**Exercise aim**
Leave out the pictures and repeat every record exactly.

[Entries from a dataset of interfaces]
————————

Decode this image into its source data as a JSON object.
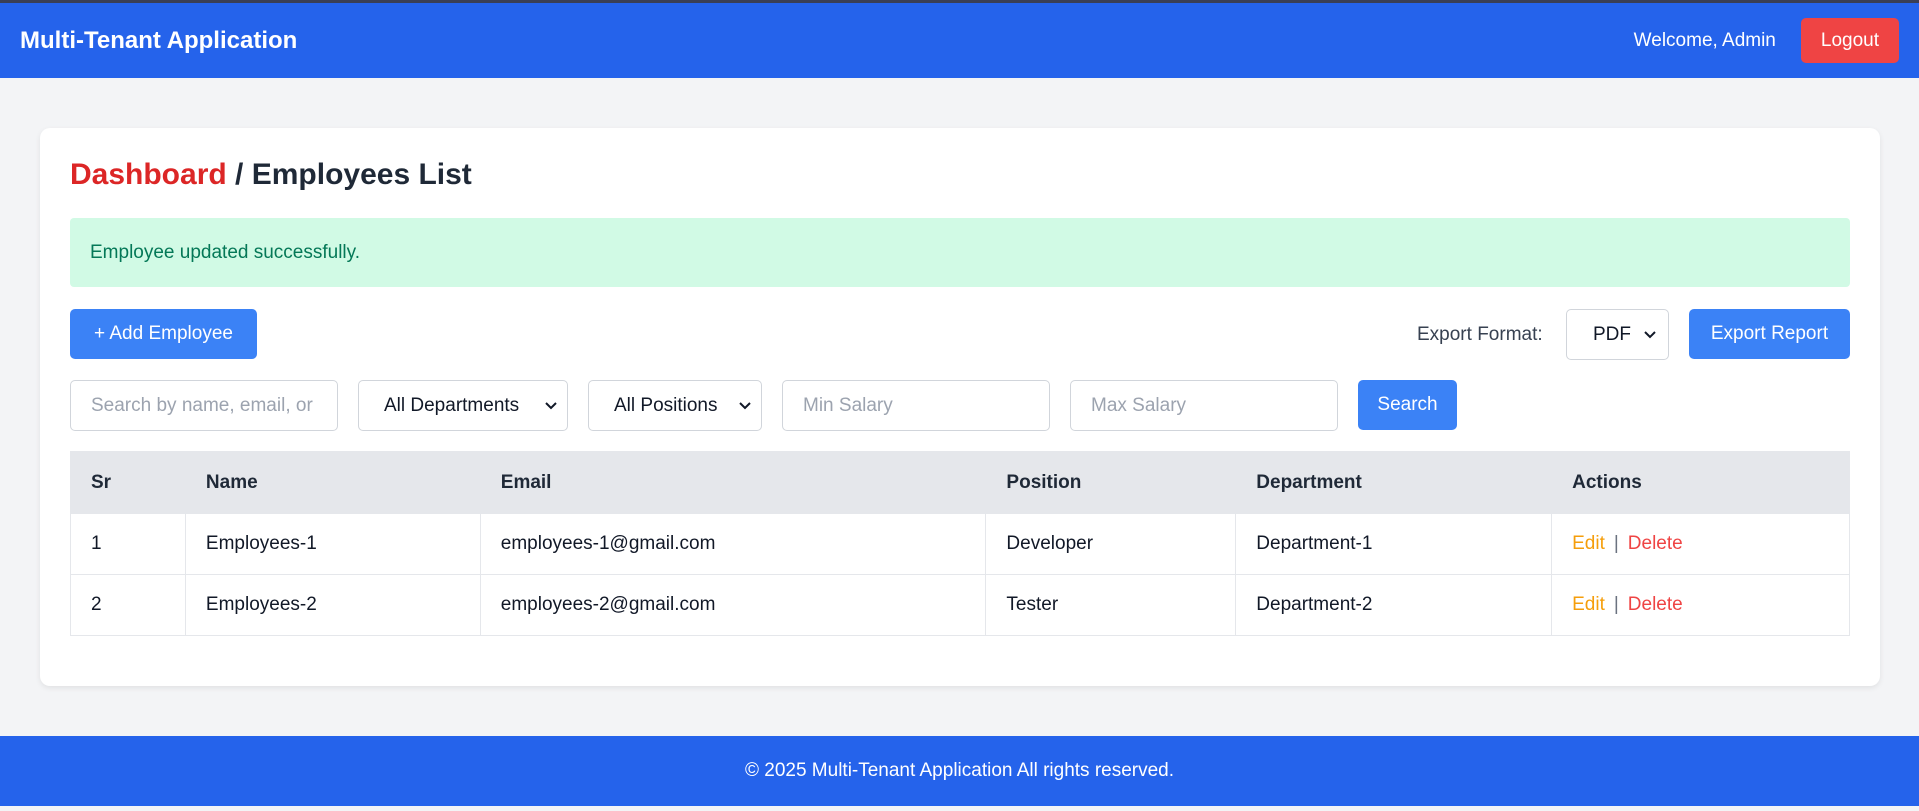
{
  "navbar": {
    "brand": "Multi-Tenant Application",
    "welcome": "Welcome, Admin",
    "logout_label": "Logout"
  },
  "page": {
    "breadcrumb_link": "Dashboard",
    "breadcrumb_separator": " / ",
    "title": "Employees List"
  },
  "alert": {
    "message": "Employee updated successfully."
  },
  "toolbar": {
    "add_label": "+ Add Employee",
    "export_format_label": "Export Format:",
    "export_format_value": "PDF",
    "export_button_label": "Export Report"
  },
  "filters": {
    "search_placeholder": "Search by name, email, or",
    "department_value": "All Departments",
    "position_value": "All Positions",
    "min_salary_placeholder": "Min Salary",
    "max_salary_placeholder": "Max Salary",
    "search_button_label": "Search"
  },
  "table": {
    "headers": [
      "Sr",
      "Name",
      "Email",
      "Position",
      "Department",
      "Actions"
    ],
    "rows": [
      {
        "sr": "1",
        "name": "Employees-1",
        "email": "employees-1@gmail.com",
        "position": "Developer",
        "department": "Department-1",
        "edit": "Edit",
        "sep": "|",
        "delete": "Delete"
      },
      {
        "sr": "2",
        "name": "Employees-2",
        "email": "employees-2@gmail.com",
        "position": "Tester",
        "department": "Department-2",
        "edit": "Edit",
        "sep": "|",
        "delete": "Delete"
      }
    ]
  },
  "footer": {
    "text": "© 2025 Multi-Tenant Application All rights reserved."
  },
  "colors": {
    "primary": "#2563eb",
    "button_blue": "#3b82f6",
    "danger": "#ef4444",
    "warning": "#f59e0b",
    "success_bg": "#d1fae5",
    "success_text": "#047857"
  }
}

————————

**Written answer**
Decode this image into its source data as a JSON object.
{
  "navbar": {
    "brand": "Multi-Tenant Application",
    "welcome": "Welcome, Admin",
    "logout_label": "Logout"
  },
  "page": {
    "breadcrumb_link": "Dashboard",
    "breadcrumb_separator": " / ",
    "title": "Employees List"
  },
  "alert": {
    "message": "Employee updated successfully."
  },
  "toolbar": {
    "add_label": "+ Add Employee",
    "export_format_label": "Export Format:",
    "export_format_value": "PDF",
    "export_button_label": "Export Report"
  },
  "filters": {
    "search_placeholder": "Search by name, email, or",
    "department_value": "All Departments",
    "position_value": "All Positions",
    "min_salary_placeholder": "Min Salary",
    "max_salary_placeholder": "Max Salary",
    "search_button_label": "Search"
  },
  "table": {
    "headers": [
      "Sr",
      "Name",
      "Email",
      "Position",
      "Department",
      "Actions"
    ],
    "rows": [
      {
        "sr": "1",
        "name": "Employees-1",
        "email": "employees-1@gmail.com",
        "position": "Developer",
        "department": "Department-1",
        "edit": "Edit",
        "sep": "|",
        "delete": "Delete"
      },
      {
        "sr": "2",
        "name": "Employees-2",
        "email": "employees-2@gmail.com",
        "position": "Tester",
        "department": "Department-2",
        "edit": "Edit",
        "sep": "|",
        "delete": "Delete"
      }
    ]
  },
  "footer": {
    "text": "© 2025 Multi-Tenant Application All rights reserved."
  },
  "colors": {
    "primary": "#2563eb",
    "button_blue": "#3b82f6",
    "danger": "#ef4444",
    "warning": "#f59e0b",
    "success_bg": "#d1fae5",
    "success_text": "#047857"
  }
}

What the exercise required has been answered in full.